■ Exercise prompt:
Each line of the data below that holds the word "JSON" is to be reported in full.

══════════════════════════════

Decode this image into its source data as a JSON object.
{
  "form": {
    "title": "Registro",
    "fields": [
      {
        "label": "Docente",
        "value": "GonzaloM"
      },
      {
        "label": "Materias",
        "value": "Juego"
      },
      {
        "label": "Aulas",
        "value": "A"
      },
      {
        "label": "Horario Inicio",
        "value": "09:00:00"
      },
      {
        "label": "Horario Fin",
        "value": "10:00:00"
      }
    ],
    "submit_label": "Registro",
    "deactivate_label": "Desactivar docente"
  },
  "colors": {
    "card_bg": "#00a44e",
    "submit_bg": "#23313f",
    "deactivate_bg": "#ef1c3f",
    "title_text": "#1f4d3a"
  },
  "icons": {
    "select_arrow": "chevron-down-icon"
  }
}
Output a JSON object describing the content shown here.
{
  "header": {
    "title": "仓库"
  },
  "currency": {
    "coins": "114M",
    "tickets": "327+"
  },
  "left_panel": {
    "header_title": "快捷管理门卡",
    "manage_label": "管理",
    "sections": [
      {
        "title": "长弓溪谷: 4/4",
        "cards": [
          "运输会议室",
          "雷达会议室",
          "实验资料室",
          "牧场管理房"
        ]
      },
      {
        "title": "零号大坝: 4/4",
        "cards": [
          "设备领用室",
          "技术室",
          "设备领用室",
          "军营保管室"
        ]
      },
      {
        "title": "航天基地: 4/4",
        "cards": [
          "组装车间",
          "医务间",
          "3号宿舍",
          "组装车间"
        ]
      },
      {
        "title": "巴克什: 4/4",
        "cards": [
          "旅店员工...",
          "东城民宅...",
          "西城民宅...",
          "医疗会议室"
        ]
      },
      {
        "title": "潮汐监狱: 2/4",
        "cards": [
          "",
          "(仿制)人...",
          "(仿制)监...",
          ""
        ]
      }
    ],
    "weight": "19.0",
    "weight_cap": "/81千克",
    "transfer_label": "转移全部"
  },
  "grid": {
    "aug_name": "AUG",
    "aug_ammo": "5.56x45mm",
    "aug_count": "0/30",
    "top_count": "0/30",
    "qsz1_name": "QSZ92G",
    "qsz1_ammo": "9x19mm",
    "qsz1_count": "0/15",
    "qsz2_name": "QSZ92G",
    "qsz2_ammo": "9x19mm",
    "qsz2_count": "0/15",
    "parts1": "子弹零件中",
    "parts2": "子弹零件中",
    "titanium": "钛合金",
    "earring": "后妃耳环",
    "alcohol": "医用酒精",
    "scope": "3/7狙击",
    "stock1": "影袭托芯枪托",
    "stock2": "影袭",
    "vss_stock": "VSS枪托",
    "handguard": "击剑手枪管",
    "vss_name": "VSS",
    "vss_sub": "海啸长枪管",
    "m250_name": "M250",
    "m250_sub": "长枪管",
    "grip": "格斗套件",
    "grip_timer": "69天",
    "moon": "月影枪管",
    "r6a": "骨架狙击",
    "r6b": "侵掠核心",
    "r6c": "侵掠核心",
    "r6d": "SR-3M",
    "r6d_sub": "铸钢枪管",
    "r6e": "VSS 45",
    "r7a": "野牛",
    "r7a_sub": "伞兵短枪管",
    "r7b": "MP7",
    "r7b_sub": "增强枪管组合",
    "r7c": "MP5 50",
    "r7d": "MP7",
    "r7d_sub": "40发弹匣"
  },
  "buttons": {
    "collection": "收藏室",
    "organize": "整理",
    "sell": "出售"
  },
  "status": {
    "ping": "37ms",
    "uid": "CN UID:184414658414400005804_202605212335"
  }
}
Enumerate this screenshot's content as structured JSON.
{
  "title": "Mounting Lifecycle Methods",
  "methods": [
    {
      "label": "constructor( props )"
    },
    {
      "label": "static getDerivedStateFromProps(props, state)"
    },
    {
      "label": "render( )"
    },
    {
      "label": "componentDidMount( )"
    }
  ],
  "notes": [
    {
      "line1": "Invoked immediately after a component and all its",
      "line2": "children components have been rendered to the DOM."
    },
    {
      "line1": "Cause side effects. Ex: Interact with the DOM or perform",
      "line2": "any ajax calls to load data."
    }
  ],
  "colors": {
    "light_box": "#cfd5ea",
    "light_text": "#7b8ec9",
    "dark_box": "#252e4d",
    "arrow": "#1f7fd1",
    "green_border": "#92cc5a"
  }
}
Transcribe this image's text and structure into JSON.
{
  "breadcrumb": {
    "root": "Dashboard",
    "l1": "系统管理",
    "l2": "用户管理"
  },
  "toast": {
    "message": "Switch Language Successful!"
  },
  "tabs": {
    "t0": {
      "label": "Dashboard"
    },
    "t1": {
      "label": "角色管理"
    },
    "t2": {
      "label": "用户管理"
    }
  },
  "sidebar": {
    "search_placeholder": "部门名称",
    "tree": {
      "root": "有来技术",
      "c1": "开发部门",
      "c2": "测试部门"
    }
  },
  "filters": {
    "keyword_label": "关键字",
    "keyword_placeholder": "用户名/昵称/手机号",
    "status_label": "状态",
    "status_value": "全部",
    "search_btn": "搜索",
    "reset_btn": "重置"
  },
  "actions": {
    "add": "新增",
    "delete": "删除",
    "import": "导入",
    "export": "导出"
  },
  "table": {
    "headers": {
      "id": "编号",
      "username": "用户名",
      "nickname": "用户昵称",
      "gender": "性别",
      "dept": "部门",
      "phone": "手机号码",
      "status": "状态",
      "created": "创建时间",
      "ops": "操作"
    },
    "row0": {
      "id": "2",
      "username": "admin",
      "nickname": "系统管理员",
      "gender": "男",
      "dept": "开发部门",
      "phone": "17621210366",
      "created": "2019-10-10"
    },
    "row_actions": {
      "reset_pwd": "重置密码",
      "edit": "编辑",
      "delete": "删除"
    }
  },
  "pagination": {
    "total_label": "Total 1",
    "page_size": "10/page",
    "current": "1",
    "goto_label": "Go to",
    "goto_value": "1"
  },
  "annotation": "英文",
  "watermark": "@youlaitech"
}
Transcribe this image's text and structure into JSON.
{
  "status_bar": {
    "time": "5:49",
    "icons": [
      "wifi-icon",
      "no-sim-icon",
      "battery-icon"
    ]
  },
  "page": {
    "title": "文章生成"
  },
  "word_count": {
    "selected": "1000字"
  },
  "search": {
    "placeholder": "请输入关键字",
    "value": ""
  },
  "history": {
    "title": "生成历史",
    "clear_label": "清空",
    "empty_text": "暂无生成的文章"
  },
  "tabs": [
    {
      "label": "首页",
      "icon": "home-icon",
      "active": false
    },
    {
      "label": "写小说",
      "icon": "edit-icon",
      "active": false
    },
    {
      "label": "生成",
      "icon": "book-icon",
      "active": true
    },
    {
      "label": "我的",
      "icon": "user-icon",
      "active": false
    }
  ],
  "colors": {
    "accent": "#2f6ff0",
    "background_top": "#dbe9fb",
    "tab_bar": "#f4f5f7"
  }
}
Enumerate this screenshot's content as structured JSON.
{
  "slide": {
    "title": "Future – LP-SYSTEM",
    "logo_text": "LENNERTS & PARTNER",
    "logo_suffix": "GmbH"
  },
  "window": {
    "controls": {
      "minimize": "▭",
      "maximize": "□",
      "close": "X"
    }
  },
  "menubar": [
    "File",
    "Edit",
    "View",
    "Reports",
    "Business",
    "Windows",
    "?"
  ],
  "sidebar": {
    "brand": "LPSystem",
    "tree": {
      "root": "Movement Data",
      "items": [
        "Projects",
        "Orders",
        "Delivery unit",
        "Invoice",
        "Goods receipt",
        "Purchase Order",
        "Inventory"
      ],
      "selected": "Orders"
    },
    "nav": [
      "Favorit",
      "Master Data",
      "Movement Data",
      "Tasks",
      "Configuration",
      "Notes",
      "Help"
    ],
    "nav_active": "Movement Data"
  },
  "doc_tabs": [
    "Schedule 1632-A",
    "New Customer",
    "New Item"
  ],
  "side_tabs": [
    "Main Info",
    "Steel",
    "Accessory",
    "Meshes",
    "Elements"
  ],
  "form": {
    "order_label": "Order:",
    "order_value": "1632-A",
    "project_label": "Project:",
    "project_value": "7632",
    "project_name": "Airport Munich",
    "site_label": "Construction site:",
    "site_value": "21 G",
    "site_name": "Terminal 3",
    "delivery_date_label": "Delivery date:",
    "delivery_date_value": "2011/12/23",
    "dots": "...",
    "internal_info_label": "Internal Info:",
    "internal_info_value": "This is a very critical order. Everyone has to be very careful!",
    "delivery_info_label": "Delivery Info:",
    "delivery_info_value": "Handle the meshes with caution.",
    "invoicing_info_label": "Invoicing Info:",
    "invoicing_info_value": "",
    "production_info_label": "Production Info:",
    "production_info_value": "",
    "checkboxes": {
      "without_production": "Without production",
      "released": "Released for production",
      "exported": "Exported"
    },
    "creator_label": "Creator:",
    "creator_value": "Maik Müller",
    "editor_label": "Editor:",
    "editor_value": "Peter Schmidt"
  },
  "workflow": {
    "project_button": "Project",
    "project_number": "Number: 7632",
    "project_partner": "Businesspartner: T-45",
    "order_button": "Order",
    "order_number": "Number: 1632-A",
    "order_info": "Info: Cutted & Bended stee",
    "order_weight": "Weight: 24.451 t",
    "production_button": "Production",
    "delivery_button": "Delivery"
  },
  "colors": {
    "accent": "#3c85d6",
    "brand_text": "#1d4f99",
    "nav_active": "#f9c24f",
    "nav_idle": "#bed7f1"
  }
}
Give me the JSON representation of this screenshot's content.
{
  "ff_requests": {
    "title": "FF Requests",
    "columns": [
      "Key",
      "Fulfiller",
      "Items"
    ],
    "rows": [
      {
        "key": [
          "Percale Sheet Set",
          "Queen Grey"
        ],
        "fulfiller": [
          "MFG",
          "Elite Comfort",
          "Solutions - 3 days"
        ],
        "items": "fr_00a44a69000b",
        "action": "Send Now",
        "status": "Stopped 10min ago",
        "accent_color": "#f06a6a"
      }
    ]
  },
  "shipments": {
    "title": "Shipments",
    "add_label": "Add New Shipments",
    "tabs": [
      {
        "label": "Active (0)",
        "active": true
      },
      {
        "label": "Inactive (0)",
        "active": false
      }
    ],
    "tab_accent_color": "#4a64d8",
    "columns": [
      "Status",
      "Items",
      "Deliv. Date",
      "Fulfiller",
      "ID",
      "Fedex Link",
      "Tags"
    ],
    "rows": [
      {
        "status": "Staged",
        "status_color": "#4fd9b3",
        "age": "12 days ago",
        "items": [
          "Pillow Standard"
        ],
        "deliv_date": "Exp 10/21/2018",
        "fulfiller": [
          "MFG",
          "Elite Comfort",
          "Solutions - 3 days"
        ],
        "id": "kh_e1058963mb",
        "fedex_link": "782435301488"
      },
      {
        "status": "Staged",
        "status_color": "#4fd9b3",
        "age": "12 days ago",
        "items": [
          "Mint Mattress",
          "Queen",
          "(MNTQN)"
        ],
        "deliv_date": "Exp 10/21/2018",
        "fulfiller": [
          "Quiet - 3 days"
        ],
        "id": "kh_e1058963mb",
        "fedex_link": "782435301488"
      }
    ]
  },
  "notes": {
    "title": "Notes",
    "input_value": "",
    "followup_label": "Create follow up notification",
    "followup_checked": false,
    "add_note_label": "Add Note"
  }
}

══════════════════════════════

■ Output:
Decode this image into its source data as a JSON object.
Output a JSON object describing the content shown here.
Enumerate this screenshot's content as structured JSON.
Transcribe this image's text and structure into JSON.
Transcribe this image's text and structure into JSON.
Enumerate this screenshot's content as structured JSON.
Give me the JSON representation of this screenshot's content.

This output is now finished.